Cyprus with kids. Take the children to the Municipal Gardens, where
the Dinosaur Park and Limassol Zoo Garden are located for a
fun-filled day. Or take a trip to Fasouri Water Mania, an amusement
park which often proves irresistible on hot days in the city.
While fun in the sun is the object of many visitors,
Limassol itself and the surrounding region are far from devoid of
sightseeing opportunities. The Cyprus Medieval Museum, situated in
the imposing Limassol Castle where Richard the Lionheart famously
got married, will delight lovers of military history with its
collection of weaponry.
Another treat for fans of medieval history is the
perfectly preserved Kolossi Castle, near the city on the road to

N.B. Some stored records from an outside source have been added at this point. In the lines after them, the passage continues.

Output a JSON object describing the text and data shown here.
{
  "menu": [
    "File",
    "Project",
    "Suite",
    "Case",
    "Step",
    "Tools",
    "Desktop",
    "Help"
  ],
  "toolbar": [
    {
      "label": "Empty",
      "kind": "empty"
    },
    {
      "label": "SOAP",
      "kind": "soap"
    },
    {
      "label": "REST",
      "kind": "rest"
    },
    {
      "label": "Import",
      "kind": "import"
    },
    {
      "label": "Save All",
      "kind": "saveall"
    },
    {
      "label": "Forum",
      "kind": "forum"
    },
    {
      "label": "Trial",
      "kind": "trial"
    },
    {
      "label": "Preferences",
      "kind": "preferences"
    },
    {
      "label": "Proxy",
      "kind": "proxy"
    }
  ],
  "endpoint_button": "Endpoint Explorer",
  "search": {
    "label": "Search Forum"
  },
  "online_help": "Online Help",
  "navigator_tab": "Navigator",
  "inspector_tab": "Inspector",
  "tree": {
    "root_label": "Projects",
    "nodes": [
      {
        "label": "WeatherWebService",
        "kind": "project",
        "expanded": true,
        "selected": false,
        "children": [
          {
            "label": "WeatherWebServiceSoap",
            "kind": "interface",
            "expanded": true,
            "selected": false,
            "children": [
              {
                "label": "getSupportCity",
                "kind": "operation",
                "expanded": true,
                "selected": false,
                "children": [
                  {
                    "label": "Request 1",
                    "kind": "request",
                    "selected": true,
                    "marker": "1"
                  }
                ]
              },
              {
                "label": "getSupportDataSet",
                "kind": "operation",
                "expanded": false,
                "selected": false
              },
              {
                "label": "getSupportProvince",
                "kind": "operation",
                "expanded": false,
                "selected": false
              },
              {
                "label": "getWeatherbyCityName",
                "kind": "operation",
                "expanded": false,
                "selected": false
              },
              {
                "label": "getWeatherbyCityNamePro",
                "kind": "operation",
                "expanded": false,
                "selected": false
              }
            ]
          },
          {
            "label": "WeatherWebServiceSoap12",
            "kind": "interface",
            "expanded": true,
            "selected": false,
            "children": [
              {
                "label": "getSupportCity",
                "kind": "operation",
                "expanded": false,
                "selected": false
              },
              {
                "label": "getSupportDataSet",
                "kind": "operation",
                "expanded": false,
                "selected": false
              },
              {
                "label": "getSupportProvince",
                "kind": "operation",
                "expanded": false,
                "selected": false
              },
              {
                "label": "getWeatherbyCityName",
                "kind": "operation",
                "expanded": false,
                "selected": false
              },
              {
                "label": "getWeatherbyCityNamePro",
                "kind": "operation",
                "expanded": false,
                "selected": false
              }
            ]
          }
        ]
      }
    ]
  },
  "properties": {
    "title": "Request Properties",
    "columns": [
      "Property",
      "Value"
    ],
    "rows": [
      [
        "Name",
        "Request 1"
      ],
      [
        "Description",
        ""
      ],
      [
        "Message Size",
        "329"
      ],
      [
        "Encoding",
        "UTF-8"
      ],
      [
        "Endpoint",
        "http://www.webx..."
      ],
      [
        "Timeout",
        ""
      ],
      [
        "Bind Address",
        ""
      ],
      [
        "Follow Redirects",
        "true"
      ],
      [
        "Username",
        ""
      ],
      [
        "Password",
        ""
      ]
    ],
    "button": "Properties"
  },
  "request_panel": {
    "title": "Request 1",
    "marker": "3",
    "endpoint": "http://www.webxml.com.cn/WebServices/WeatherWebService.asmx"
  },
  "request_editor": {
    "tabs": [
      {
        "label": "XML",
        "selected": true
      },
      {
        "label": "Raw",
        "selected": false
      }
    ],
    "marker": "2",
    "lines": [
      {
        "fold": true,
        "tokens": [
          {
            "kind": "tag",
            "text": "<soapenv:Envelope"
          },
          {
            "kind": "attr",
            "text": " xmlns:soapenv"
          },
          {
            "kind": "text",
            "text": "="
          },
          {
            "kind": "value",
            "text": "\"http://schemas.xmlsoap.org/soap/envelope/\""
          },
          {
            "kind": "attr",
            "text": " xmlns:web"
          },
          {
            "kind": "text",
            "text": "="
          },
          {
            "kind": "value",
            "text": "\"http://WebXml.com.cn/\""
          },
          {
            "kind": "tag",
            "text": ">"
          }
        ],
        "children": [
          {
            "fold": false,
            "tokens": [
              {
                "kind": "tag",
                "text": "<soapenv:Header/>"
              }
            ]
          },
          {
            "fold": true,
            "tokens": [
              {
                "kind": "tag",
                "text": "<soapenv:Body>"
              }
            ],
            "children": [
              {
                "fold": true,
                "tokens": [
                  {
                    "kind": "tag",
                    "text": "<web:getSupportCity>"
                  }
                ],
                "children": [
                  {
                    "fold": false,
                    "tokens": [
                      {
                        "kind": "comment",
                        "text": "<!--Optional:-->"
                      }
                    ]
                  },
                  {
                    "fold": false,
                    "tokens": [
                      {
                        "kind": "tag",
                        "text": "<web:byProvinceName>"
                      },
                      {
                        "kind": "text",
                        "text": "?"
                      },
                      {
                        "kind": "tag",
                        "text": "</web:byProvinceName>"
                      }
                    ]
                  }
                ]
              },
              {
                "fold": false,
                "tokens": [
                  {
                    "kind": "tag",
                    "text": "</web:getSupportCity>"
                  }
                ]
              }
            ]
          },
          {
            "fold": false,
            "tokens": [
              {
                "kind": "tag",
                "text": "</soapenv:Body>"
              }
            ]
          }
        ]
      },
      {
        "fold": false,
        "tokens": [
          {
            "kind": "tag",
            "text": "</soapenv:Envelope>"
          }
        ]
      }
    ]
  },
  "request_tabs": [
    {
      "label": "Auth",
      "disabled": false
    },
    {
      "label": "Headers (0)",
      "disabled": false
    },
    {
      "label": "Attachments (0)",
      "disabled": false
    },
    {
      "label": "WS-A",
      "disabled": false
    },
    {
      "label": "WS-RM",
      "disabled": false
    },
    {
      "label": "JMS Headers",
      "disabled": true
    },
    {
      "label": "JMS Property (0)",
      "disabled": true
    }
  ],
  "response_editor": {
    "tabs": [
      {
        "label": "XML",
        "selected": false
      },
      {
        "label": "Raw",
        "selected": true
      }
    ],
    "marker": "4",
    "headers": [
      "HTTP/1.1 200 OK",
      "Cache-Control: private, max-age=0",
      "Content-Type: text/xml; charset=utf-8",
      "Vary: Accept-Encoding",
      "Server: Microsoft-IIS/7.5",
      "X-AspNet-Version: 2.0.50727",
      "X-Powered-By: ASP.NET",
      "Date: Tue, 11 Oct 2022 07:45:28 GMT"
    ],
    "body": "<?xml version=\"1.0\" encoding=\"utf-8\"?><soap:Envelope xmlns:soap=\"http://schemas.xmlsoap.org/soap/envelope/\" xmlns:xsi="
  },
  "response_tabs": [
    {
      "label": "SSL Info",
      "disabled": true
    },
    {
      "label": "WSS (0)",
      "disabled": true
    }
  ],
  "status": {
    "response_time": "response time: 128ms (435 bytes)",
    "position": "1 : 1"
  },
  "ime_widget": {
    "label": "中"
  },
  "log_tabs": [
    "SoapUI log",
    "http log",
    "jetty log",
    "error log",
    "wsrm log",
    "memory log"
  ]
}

Paphos, which dates back to the 14th century. The main
archaeological attraction of Limassol is the site of the ancient
city of Kourion which is located not far from the city, is
considered by many to be the most beautifully located ancient city
in Cyprus and makes for a rewarding excursion.
Negatives Those who are looking to explore ancient ruins and learn about
the fascinating history of Cyprus may be disappointed when
travelling to Limassol. It's more renowned as a vacation
destination, with its lovely beaches, buzzing nightlife, and luxury
resorts being the main order of the day. But those who still remain
interested in the country's intriguing past can still visit places
like the acropolis of Kourion.